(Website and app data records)

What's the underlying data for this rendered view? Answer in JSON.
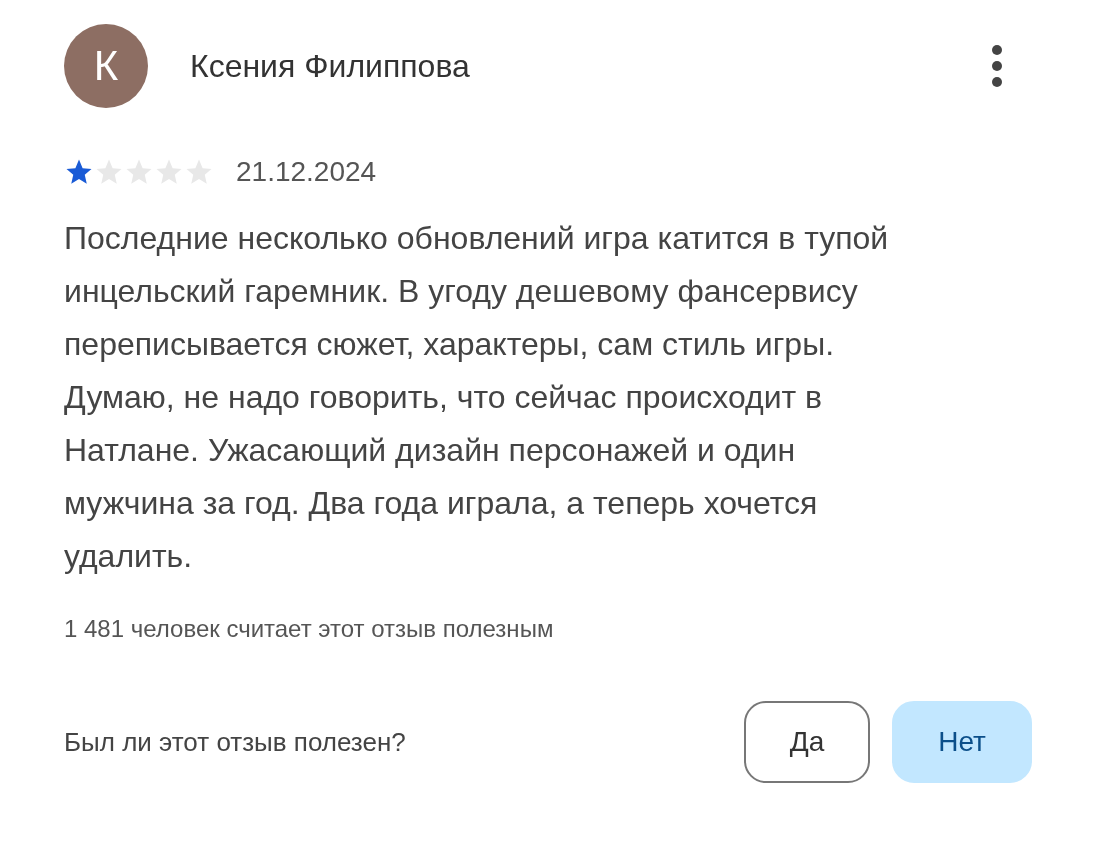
{
  "review": {
    "author_initial": "К",
    "author": "Ксения Филиппова",
    "stars": 1,
    "date": "21.12.2024",
    "text": "Последние несколько обновлений игра катится в тупой инцельский гаремник. В угоду дешевому фансервису переписывается сюжет, характеры, сам стиль игры. Думаю, не надо говорить, что сейчас происходит в Натлане. Ужасающий дизайн персонажей и один мужчина за год. Два года играла, а теперь хочется удалить.",
    "helpful_count": "1 481 человек считает этот отзыв полезным"
  },
  "feedback": {
    "question": "Был ли этот отзыв полезен?",
    "buttons": [
      {
        "label": "Да",
        "selected": false
      },
      {
        "label": "Нет",
        "selected": true
      }
    ]
  }
}
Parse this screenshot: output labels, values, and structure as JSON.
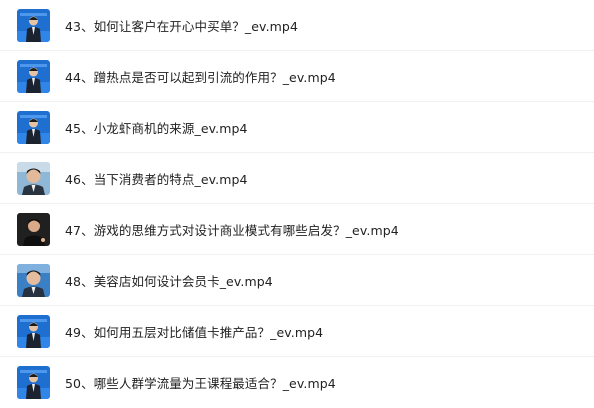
{
  "files": [
    {
      "name": "43、如何让客户在开心中买单？_ev.mp4",
      "thumbnail": "video-thumbnail-blue-stage"
    },
    {
      "name": "44、蹭热点是否可以起到引流的作用？_ev.mp4",
      "thumbnail": "video-thumbnail-blue-stage"
    },
    {
      "name": "45、小龙虾商机的来源_ev.mp4",
      "thumbnail": "video-thumbnail-blue-stage"
    },
    {
      "name": "46、当下消费者的特点_ev.mp4",
      "thumbnail": "video-thumbnail-closeup"
    },
    {
      "name": "47、游戏的思维方式对设计商业模式有哪些启发？_ev.mp4",
      "thumbnail": "video-thumbnail-dark"
    },
    {
      "name": "48、美容店如何设计会员卡_ev.mp4",
      "thumbnail": "video-thumbnail-closeup"
    },
    {
      "name": "49、如何用五层对比储值卡推产品？_ev.mp4",
      "thumbnail": "video-thumbnail-blue-stage"
    },
    {
      "name": "50、哪些人群学流量为王课程最适合？_ev.mp4",
      "thumbnail": "video-thumbnail-blue-stage"
    }
  ],
  "colors": {
    "text": "#222222",
    "divider": "#f1f1f3",
    "stage_blue": "#1f6fd1"
  }
}
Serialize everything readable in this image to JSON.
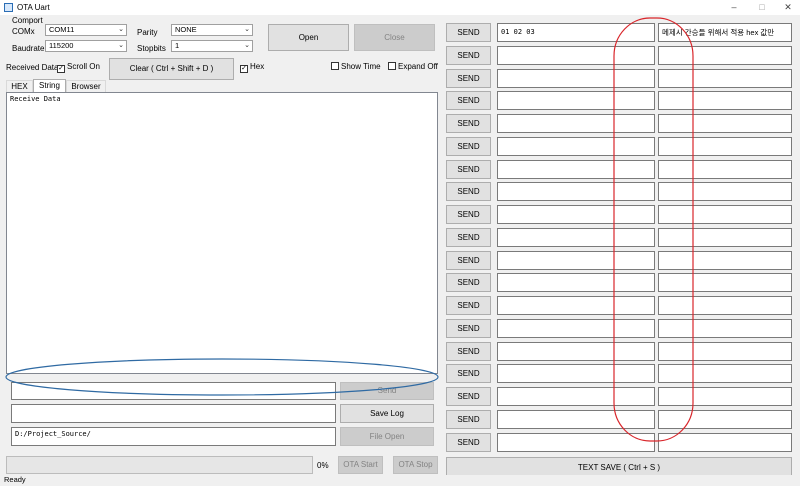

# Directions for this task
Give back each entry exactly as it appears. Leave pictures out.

# Result
What's the underlying data for this rendered view? Answer in JSON.
{
  "review": {
    "author_initial": "К",
    "author": "Ксения Филиппова",
    "stars": 1,
    "date": "21.12.2024",
    "text": "Последние несколько обновлений игра катится в тупой инцельский гаремник. В угоду дешевому фансервису переписывается сюжет, характеры, сам стиль игры. Думаю, не надо говорить, что сейчас происходит в Натлане. Ужасающий дизайн персонажей и один мужчина за год. Два года играла, а теперь хочется удалить.",
    "helpful_count": "1 481 человек считает этот отзыв полезным"
  },
  "feedback": {
    "question": "Был ли этот отзыв полезен?",
    "buttons": [
      {
        "label": "Да",
        "selected": false
      },
      {
        "label": "Нет",
        "selected": true
      }
    ]
  }
}
Parse this screenshot: output labels, values, and structure as JSON.
{
  "files": [
    {
      "name": "43、如何让客户在开心中买单？_ev.mp4",
      "thumbnail": "video-thumbnail-blue-stage"
    },
    {
      "name": "44、蹭热点是否可以起到引流的作用？_ev.mp4",
      "thumbnail": "video-thumbnail-blue-stage"
    },
    {
      "name": "45、小龙虾商机的来源_ev.mp4",
      "thumbnail": "video-thumbnail-blue-stage"
    },
    {
      "name": "46、当下消费者的特点_ev.mp4",
      "thumbnail": "video-thumbnail-closeup"
    },
    {
      "name": "47、游戏的思维方式对设计商业模式有哪些启发？_ev.mp4",
      "thumbnail": "video-thumbnail-dark"
    },
    {
      "name": "48、美容店如何设计会员卡_ev.mp4",
      "thumbnail": "video-thumbnail-closeup"
    },
    {
      "name": "49、如何用五层对比储值卡推产品？_ev.mp4",
      "thumbnail": "video-thumbnail-blue-stage"
    },
    {
      "name": "50、哪些人群学流量为王课程最适合？_ev.mp4",
      "thumbnail": "video-thumbnail-blue-stage"
    }
  ],
  "colors": {
    "text": "#222222",
    "divider": "#f1f1f3",
    "stage_blue": "#1f6fd1"
  }
}
Serialize everything readable in this image to JSON.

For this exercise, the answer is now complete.